### What you need to do
Print again, word for word, all of the records below, and leave the pictures out.

### Data shown

┌──

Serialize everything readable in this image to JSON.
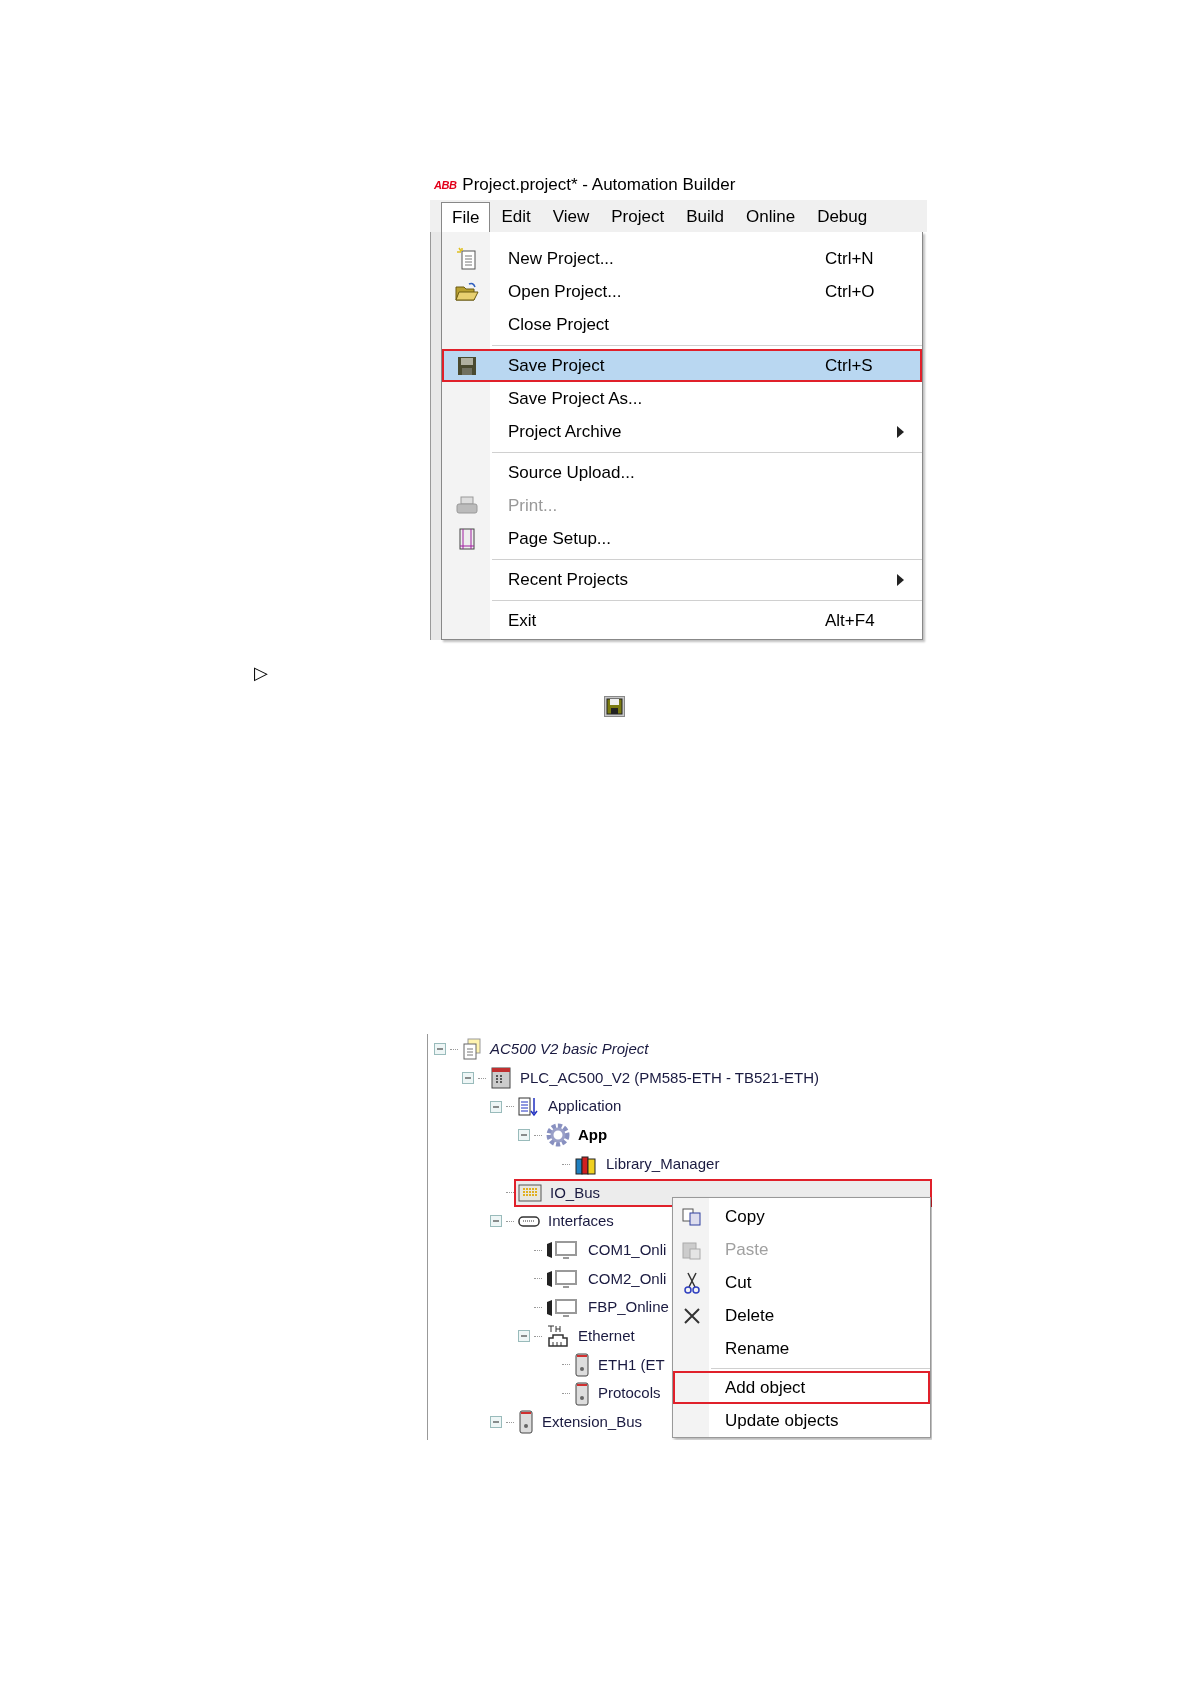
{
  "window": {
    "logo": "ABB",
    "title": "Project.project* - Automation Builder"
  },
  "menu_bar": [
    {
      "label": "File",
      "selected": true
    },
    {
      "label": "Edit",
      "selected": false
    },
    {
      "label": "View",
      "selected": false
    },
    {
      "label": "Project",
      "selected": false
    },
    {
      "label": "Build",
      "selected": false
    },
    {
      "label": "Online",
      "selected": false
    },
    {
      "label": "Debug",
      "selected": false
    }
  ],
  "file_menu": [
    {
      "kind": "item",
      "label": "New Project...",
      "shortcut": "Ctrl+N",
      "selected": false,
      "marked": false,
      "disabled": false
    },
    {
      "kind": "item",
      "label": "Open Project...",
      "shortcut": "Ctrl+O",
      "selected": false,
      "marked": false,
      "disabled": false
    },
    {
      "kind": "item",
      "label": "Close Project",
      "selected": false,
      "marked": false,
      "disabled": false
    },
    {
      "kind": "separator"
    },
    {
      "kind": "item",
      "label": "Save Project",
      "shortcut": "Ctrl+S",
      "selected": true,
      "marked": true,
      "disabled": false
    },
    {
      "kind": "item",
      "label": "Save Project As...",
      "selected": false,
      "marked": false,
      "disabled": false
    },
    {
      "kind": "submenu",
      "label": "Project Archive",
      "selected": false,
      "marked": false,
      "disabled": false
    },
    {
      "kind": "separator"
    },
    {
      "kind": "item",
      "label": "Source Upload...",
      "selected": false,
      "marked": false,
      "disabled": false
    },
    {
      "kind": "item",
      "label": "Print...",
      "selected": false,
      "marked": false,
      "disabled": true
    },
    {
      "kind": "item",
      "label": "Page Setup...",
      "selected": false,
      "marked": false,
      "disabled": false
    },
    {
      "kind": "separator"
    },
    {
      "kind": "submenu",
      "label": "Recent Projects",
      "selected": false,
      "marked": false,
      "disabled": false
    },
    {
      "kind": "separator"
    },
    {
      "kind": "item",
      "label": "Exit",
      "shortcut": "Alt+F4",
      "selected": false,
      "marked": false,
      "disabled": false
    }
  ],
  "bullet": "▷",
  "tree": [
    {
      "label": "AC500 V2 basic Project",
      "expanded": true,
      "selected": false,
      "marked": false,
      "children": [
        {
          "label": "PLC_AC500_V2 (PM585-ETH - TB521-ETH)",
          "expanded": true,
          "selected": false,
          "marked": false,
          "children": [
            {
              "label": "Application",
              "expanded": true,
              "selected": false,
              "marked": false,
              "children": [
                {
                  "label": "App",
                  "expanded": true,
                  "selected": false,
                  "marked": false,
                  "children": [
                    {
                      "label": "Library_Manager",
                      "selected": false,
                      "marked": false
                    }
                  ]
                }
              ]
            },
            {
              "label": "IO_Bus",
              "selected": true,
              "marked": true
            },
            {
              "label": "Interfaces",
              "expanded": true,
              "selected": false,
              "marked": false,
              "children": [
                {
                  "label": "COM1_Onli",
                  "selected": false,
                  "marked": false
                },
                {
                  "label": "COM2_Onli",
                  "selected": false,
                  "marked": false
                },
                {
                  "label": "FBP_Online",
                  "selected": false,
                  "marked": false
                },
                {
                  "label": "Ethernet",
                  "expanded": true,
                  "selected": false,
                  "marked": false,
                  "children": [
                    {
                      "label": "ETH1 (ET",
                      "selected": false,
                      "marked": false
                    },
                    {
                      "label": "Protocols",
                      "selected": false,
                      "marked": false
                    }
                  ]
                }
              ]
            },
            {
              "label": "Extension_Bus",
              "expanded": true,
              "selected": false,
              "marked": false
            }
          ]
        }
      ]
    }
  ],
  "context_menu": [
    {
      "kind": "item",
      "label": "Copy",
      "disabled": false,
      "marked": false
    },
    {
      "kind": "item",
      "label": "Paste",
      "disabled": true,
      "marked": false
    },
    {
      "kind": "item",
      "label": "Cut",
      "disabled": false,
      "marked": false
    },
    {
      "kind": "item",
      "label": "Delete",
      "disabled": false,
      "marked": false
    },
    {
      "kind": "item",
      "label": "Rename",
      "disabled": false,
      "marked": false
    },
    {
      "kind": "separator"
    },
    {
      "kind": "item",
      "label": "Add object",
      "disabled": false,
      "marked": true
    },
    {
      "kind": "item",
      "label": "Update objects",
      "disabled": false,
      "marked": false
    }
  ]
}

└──

### Result
Serialize everything readable in this image to JSON.
{
  "window": {
    "logo": "ABB",
    "title": "Project.project* - Automation Builder"
  },
  "menu_bar": [
    {
      "label": "File",
      "selected": true
    },
    {
      "label": "Edit",
      "selected": false
    },
    {
      "label": "View",
      "selected": false
    },
    {
      "label": "Project",
      "selected": false
    },
    {
      "label": "Build",
      "selected": false
    },
    {
      "label": "Online",
      "selected": false
    },
    {
      "label": "Debug",
      "selected": false
    }
  ],
  "file_menu": [
    {
      "kind": "item",
      "label": "New Project...",
      "shortcut": "Ctrl+N",
      "selected": false,
      "marked": false,
      "disabled": false
    },
    {
      "kind": "item",
      "label": "Open Project...",
      "shortcut": "Ctrl+O",
      "selected": false,
      "marked": false,
      "disabled": false
    },
    {
      "kind": "item",
      "label": "Close Project",
      "selected": false,
      "marked": false,
      "disabled": false
    },
    {
      "kind": "separator"
    },
    {
      "kind": "item",
      "label": "Save Project",
      "shortcut": "Ctrl+S",
      "selected": true,
      "marked": true,
      "disabled": false
    },
    {
      "kind": "item",
      "label": "Save Project As...",
      "selected": false,
      "marked": false,
      "disabled": false
    },
    {
      "kind": "submenu",
      "label": "Project Archive",
      "selected": false,
      "marked": false,
      "disabled": false
    },
    {
      "kind": "separator"
    },
    {
      "kind": "item",
      "label": "Source Upload...",
      "selected": false,
      "marked": false,
      "disabled": false
    },
    {
      "kind": "item",
      "label": "Print...",
      "selected": false,
      "marked": false,
      "disabled": true
    },
    {
      "kind": "item",
      "label": "Page Setup...",
      "selected": false,
      "marked": false,
      "disabled": false
    },
    {
      "kind": "separator"
    },
    {
      "kind": "submenu",
      "label": "Recent Projects",
      "selected": false,
      "marked": false,
      "disabled": false
    },
    {
      "kind": "separator"
    },
    {
      "kind": "item",
      "label": "Exit",
      "shortcut": "Alt+F4",
      "selected": false,
      "marked": false,
      "disabled": false
    }
  ],
  "bullet": "▷",
  "tree": [
    {
      "label": "AC500 V2 basic Project",
      "expanded": true,
      "selected": false,
      "marked": false,
      "children": [
        {
          "label": "PLC_AC500_V2 (PM585-ETH - TB521-ETH)",
          "expanded": true,
          "selected": false,
          "marked": false,
          "children": [
            {
              "label": "Application",
              "expanded": true,
              "selected": false,
              "marked": false,
              "children": [
                {
                  "label": "App",
                  "expanded": true,
                  "selected": false,
                  "marked": false,
                  "children": [
                    {
                      "label": "Library_Manager",
                      "selected": false,
                      "marked": false
                    }
                  ]
                }
              ]
            },
            {
              "label": "IO_Bus",
              "selected": true,
              "marked": true
            },
            {
              "label": "Interfaces",
              "expanded": true,
              "selected": false,
              "marked": false,
              "children": [
                {
                  "label": "COM1_Onli",
                  "selected": false,
                  "marked": false
                },
                {
                  "label": "COM2_Onli",
                  "selected": false,
                  "marked": false
                },
                {
                  "label": "FBP_Online",
                  "selected": false,
                  "marked": false
                },
                {
                  "label": "Ethernet",
                  "expanded": true,
                  "selected": false,
                  "marked": false,
                  "children": [
                    {
                      "label": "ETH1 (ET",
                      "selected": false,
                      "marked": false
                    },
                    {
                      "label": "Protocols",
                      "selected": false,
                      "marked": false
                    }
                  ]
                }
              ]
            },
            {
              "label": "Extension_Bus",
              "expanded": true,
              "selected": false,
              "marked": false
            }
          ]
        }
      ]
    }
  ],
  "context_menu": [
    {
      "kind": "item",
      "label": "Copy",
      "disabled": false,
      "marked": false
    },
    {
      "kind": "item",
      "label": "Paste",
      "disabled": true,
      "marked": false
    },
    {
      "kind": "item",
      "label": "Cut",
      "disabled": false,
      "marked": false
    },
    {
      "kind": "item",
      "label": "Delete",
      "disabled": false,
      "marked": false
    },
    {
      "kind": "item",
      "label": "Rename",
      "disabled": false,
      "marked": false
    },
    {
      "kind": "separator"
    },
    {
      "kind": "item",
      "label": "Add object",
      "disabled": false,
      "marked": true
    },
    {
      "kind": "item",
      "label": "Update objects",
      "disabled": false,
      "marked": false
    }
  ]
}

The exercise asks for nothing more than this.